He played 22 shifts for a total of 22 minutes and 10 seconds, seeing duty on both the power-play and penalty-killing units. Damphousse had three of the Sharks' 27 shots on Jose Theodore.

This was Damphousse's third game against his former team - one for which he played from 1992 until his March 1999 trade to the Sharks - including his second visit to the Molson Centre.

Damphousse has fond memories of the Canadiens' new arena - he scored the first goal on March 16, 1996 against the New York Rangers - and his years in Montreal, where he enjoyed some his finest moments, including a career-high 40-goal season and a Stanley Cup championship in 1993.

"Those were the best years of my career," he said. "Not only did I get to play at home, but we won a Cup. It was a time in my life where I needed to be close to my family.

"I've got no regrets, only good memories."

But Damphousse was disappointed with his new team's performance.
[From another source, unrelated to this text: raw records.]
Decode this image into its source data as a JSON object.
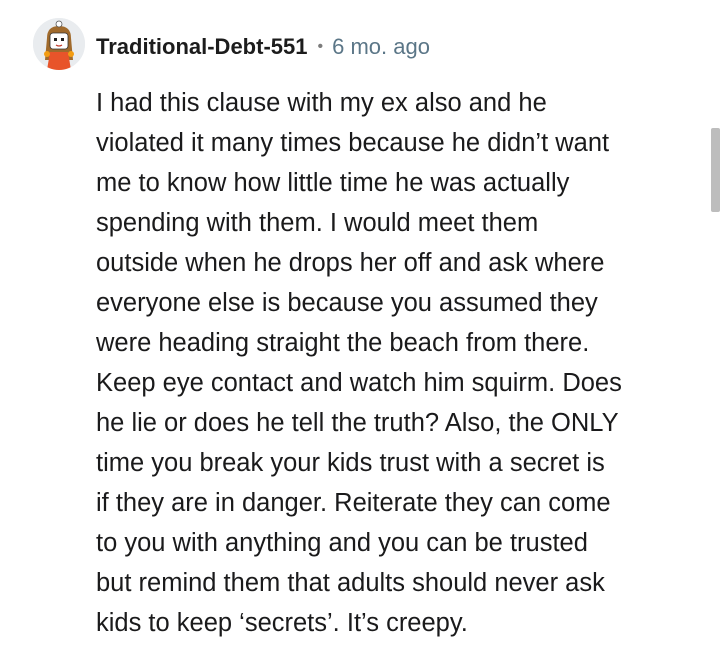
{
  "comment": {
    "author": "Traditional-Debt-551",
    "separator": "•",
    "timestamp": "6 mo. ago",
    "avatar_icon": "user-avatar-icon",
    "body_lines": [
      "I had this clause with my ex also and he",
      "violated it many times because he didn’t want",
      "me to know how little time he was actually",
      "spending with them. I would meet them",
      "outside when he drops her off and ask where",
      "everyone else is because you assumed they",
      "were heading straight the beach from there.",
      "Keep eye contact and watch him squirm. Does",
      "he lie or does he tell the truth? Also, the ONLY",
      "time you break your kids trust with a secret is",
      "if they are in danger. Reiterate they can come",
      "to you with anything and you can be trusted",
      "but remind them that adults should never ask",
      "kids to keep ‘secrets’. It’s creepy."
    ]
  },
  "colors": {
    "username": "#1c1c1c",
    "timestamp": "#5b7687",
    "body": "#1a1a1b",
    "scrollbar": "#bdbdbd",
    "avatar_bg": "#e9ecef"
  }
}
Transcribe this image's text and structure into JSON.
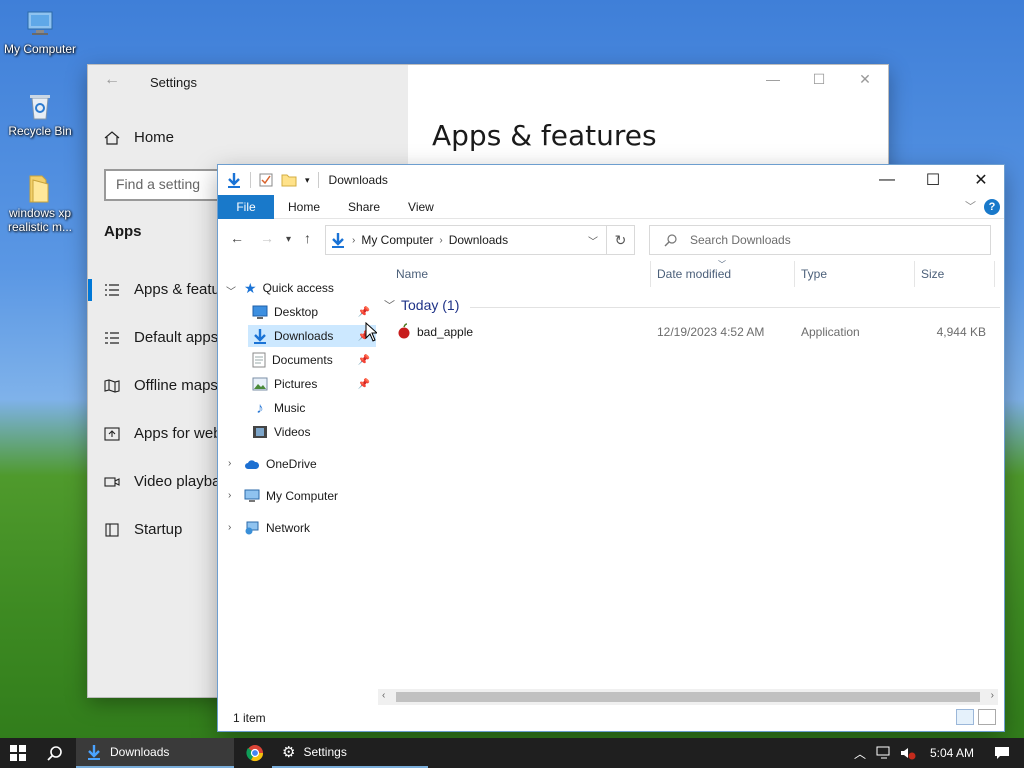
{
  "desktop": {
    "icons": [
      {
        "label": "My Computer"
      },
      {
        "label": "Recycle Bin"
      },
      {
        "label": "windows xp realistic m..."
      }
    ]
  },
  "settings": {
    "title": "Settings",
    "home": "Home",
    "search_placeholder": "Find a setting",
    "section": "Apps",
    "nav": [
      {
        "label": "Apps & features"
      },
      {
        "label": "Default apps"
      },
      {
        "label": "Offline maps"
      },
      {
        "label": "Apps for websites"
      },
      {
        "label": "Video playback"
      },
      {
        "label": "Startup"
      }
    ],
    "heading": "Apps & features"
  },
  "explorer": {
    "title": "Downloads",
    "ribbon_tabs": [
      "File",
      "Home",
      "Share",
      "View"
    ],
    "help": "?",
    "breadcrumb": [
      "My Computer",
      "Downloads"
    ],
    "search_placeholder": "Search Downloads",
    "tree": {
      "quick_access": "Quick access",
      "pinned": [
        {
          "label": "Desktop"
        },
        {
          "label": "Downloads"
        },
        {
          "label": "Documents"
        },
        {
          "label": "Pictures"
        },
        {
          "label": "Music"
        },
        {
          "label": "Videos"
        }
      ],
      "onedrive": "OneDrive",
      "my_computer": "My Computer",
      "network": "Network"
    },
    "columns": [
      "Name",
      "Date modified",
      "Type",
      "Size"
    ],
    "group": "Today (1)",
    "files": [
      {
        "name": "bad_apple",
        "date": "12/19/2023 4:52 AM",
        "type": "Application",
        "size": "4,944 KB"
      }
    ],
    "status": "1 item"
  },
  "taskbar": {
    "tasks": [
      {
        "label": "Downloads"
      },
      {
        "label": "Settings"
      }
    ],
    "clock": "5:04 AM"
  },
  "colors": {
    "accent": "#0078d7",
    "selection": "#cce8ff",
    "file_tab": "#1979ca"
  }
}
The Sharks, in the midst of five-game road trip prior to the all-star break, had been idle since Thursday. And yet they were unable to take advantage of a Montreal team playing its second game in 24 hours.

San Jose controlled the first period against the Canadiens, scoring the only goal and outshooting Montreal 10-4. But the tide started to turn 12 minutes into the second period, when Doug Gilmour scored on the power play. Sergei Berezin scored the winner, again with the man advantage, early in the third. The visitors took four consecutive penalties in the second period.

"Taking that many penalties," Damphousse explained, "we had to keep putting the same guys out there, while other guys (who don't kill penalties) were forced to sit on the bench."

The Sharks surrendered an incredible four power-play goals in their last game, a 6-2 loss at Columbus. They are, however, missing their best penalty killers - Mike Rathje and Marcus Ragnarsson - to injury.

But San Jose also was victimized by shoddy netminding from Evgeni Nabokov, last season's NHL rookie of the year, who faced only 22 shots.

"Our goaltender gave up a bad goal. That was the difference in the game," said Sharks coach Darryl Sutter. "Our goaltending hasn't been as stellar as it should be."

Berezin's goal, a low shot from the right-wing circle, beat Nabokov between the legs.

"I was expecting the shot, but I didn't close the five-hole in time," Nabokov said. "It just happened."